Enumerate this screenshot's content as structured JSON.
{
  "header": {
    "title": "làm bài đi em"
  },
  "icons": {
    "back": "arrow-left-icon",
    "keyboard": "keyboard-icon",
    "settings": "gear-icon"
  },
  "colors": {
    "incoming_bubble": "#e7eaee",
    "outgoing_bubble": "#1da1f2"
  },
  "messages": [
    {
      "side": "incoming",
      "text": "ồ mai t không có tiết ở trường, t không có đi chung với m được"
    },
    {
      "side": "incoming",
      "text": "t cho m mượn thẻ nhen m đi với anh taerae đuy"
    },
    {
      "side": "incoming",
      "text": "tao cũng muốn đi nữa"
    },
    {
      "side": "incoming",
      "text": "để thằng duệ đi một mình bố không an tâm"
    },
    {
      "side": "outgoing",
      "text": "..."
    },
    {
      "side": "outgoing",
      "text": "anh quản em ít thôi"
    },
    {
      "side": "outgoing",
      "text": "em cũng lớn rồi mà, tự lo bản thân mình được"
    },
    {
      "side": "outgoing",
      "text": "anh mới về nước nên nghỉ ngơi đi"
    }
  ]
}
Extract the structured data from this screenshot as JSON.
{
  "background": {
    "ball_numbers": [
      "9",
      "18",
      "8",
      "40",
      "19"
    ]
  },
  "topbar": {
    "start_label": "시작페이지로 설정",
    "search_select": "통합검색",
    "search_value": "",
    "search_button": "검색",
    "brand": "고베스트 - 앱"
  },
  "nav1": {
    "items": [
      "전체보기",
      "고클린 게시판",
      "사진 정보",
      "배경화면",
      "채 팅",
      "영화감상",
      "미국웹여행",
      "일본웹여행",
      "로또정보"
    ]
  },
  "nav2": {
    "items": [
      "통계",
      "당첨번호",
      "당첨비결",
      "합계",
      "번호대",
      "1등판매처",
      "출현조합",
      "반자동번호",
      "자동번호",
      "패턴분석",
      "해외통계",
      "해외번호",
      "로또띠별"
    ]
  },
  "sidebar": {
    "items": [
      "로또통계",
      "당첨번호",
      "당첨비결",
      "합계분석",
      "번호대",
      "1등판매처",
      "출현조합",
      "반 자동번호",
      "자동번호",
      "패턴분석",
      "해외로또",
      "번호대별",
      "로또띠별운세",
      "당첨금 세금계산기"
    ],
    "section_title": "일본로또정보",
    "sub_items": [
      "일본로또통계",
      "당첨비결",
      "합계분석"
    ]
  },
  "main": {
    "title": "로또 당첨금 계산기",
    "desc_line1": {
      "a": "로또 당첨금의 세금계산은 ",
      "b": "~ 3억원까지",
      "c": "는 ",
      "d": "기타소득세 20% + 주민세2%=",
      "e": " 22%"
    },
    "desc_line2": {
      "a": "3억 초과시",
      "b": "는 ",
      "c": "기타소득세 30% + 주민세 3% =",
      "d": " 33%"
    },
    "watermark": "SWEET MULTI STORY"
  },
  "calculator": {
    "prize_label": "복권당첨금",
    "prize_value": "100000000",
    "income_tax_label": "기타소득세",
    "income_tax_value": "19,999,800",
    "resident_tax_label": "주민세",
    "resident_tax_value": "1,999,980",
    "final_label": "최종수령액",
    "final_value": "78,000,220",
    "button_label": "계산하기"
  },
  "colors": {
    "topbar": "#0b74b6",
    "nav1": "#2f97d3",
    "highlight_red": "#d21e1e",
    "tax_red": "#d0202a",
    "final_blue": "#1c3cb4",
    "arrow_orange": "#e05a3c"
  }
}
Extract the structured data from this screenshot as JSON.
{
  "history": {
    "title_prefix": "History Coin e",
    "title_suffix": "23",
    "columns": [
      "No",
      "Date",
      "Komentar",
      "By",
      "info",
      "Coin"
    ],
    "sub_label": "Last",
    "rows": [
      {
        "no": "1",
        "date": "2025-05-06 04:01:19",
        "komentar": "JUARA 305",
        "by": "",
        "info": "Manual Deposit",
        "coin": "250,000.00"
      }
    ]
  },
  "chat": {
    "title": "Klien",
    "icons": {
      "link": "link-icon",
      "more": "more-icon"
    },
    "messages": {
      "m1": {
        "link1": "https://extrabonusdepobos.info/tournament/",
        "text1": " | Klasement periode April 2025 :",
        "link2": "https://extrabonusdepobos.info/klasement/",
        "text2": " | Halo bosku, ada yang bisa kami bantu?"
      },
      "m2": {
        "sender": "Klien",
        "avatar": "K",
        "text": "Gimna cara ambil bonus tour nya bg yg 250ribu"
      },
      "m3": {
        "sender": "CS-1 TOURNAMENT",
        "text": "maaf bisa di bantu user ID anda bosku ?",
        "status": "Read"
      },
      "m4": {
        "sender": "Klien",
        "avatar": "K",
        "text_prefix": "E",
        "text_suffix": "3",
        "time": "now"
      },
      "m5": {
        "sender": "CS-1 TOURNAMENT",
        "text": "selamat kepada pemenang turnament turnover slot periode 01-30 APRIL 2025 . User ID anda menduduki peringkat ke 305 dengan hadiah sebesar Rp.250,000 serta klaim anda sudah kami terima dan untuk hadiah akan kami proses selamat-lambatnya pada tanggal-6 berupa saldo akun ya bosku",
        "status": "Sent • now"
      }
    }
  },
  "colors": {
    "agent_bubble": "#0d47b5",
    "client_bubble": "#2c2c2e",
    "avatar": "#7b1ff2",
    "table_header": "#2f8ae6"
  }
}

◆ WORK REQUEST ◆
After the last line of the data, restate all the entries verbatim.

◆ ANSWER AREA ◆
Enumerate this screenshot's content as structured JSON.
{
  "header": {
    "title": "làm bài đi em"
  },
  "icons": {
    "back": "arrow-left-icon",
    "keyboard": "keyboard-icon",
    "settings": "gear-icon"
  },
  "colors": {
    "incoming_bubble": "#e7eaee",
    "outgoing_bubble": "#1da1f2"
  },
  "messages": [
    {
      "side": "incoming",
      "text": "ồ mai t không có tiết ở trường, t không có đi chung với m được"
    },
    {
      "side": "incoming",
      "text": "t cho m mượn thẻ nhen m đi với anh taerae đuy"
    },
    {
      "side": "incoming",
      "text": "tao cũng muốn đi nữa"
    },
    {
      "side": "incoming",
      "text": "để thằng duệ đi một mình bố không an tâm"
    },
    {
      "side": "outgoing",
      "text": "..."
    },
    {
      "side": "outgoing",
      "text": "anh quản em ít thôi"
    },
    {
      "side": "outgoing",
      "text": "em cũng lớn rồi mà, tự lo bản thân mình được"
    },
    {
      "side": "outgoing",
      "text": "anh mới về nước nên nghỉ ngơi đi"
    }
  ]
}
Extract the structured data from this screenshot as JSON.
{
  "background": {
    "ball_numbers": [
      "9",
      "18",
      "8",
      "40",
      "19"
    ]
  },
  "topbar": {
    "start_label": "시작페이지로 설정",
    "search_select": "통합검색",
    "search_value": "",
    "search_button": "검색",
    "brand": "고베스트 - 앱"
  },
  "nav1": {
    "items": [
      "전체보기",
      "고클린 게시판",
      "사진 정보",
      "배경화면",
      "채 팅",
      "영화감상",
      "미국웹여행",
      "일본웹여행",
      "로또정보"
    ]
  },
  "nav2": {
    "items": [
      "통계",
      "당첨번호",
      "당첨비결",
      "합계",
      "번호대",
      "1등판매처",
      "출현조합",
      "반자동번호",
      "자동번호",
      "패턴분석",
      "해외통계",
      "해외번호",
      "로또띠별"
    ]
  },
  "sidebar": {
    "items": [
      "로또통계",
      "당첨번호",
      "당첨비결",
      "합계분석",
      "번호대",
      "1등판매처",
      "출현조합",
      "반 자동번호",
      "자동번호",
      "패턴분석",
      "해외로또",
      "번호대별",
      "로또띠별운세",
      "당첨금 세금계산기"
    ],
    "section_title": "일본로또정보",
    "sub_items": [
      "일본로또통계",
      "당첨비결",
      "합계분석"
    ]
  },
  "main": {
    "title": "로또 당첨금 계산기",
    "desc_line1": {
      "a": "로또 당첨금의 세금계산은 ",
      "b": "~ 3억원까지",
      "c": "는 ",
      "d": "기타소득세 20% + 주민세2%=",
      "e": " 22%"
    },
    "desc_line2": {
      "a": "3억 초과시",
      "b": "는 ",
      "c": "기타소득세 30% + 주민세 3% =",
      "d": " 33%"
    },
    "watermark": "SWEET MULTI STORY"
  },
  "calculator": {
    "prize_label": "복권당첨금",
    "prize_value": "100000000",
    "income_tax_label": "기타소득세",
    "income_tax_value": "19,999,800",
    "resident_tax_label": "주민세",
    "resident_tax_value": "1,999,980",
    "final_label": "최종수령액",
    "final_value": "78,000,220",
    "button_label": "계산하기"
  },
  "colors": {
    "topbar": "#0b74b6",
    "nav1": "#2f97d3",
    "highlight_red": "#d21e1e",
    "tax_red": "#d0202a",
    "final_blue": "#1c3cb4",
    "arrow_orange": "#e05a3c"
  }
}
Extract the structured data from this screenshot as JSON.
{
  "history": {
    "title_prefix": "History Coin e",
    "title_suffix": "23",
    "columns": [
      "No",
      "Date",
      "Komentar",
      "By",
      "info",
      "Coin"
    ],
    "sub_label": "Last",
    "rows": [
      {
        "no": "1",
        "date": "2025-05-06 04:01:19",
        "komentar": "JUARA 305",
        "by": "",
        "info": "Manual Deposit",
        "coin": "250,000.00"
      }
    ]
  },
  "chat": {
    "title": "Klien",
    "icons": {
      "link": "link-icon",
      "more": "more-icon"
    },
    "messages": {
      "m1": {
        "link1": "https://extrabonusdepobos.info/tournament/",
        "text1": " | Klasement periode April 2025 :",
        "link2": "https://extrabonusdepobos.info/klasement/",
        "text2": " | Halo bosku, ada yang bisa kami bantu?"
      },
      "m2": {
        "sender": "Klien",
        "avatar": "K",
        "text": "Gimna cara ambil bonus tour nya bg yg 250ribu"
      },
      "m3": {
        "sender": "CS-1 TOURNAMENT",
        "text": "maaf bisa di bantu user ID anda bosku ?",
        "status": "Read"
      },
      "m4": {
        "sender": "Klien",
        "avatar": "K",
        "text_prefix": "E",
        "text_suffix": "3",
        "time": "now"
      },
      "m5": {
        "sender": "CS-1 TOURNAMENT",
        "text": "selamat kepada pemenang turnament turnover slot periode 01-30 APRIL 2025 . User ID anda menduduki peringkat ke 305 dengan hadiah sebesar Rp.250,000 serta klaim anda sudah kami terima dan untuk hadiah akan kami proses selamat-lambatnya pada tanggal-6 berupa saldo akun ya bosku",
        "status": "Sent • now"
      }
    }
  },
  "colors": {
    "agent_bubble": "#0d47b5",
    "client_bubble": "#2c2c2e",
    "avatar": "#7b1ff2",
    "table_header": "#2f8ae6"
  }
}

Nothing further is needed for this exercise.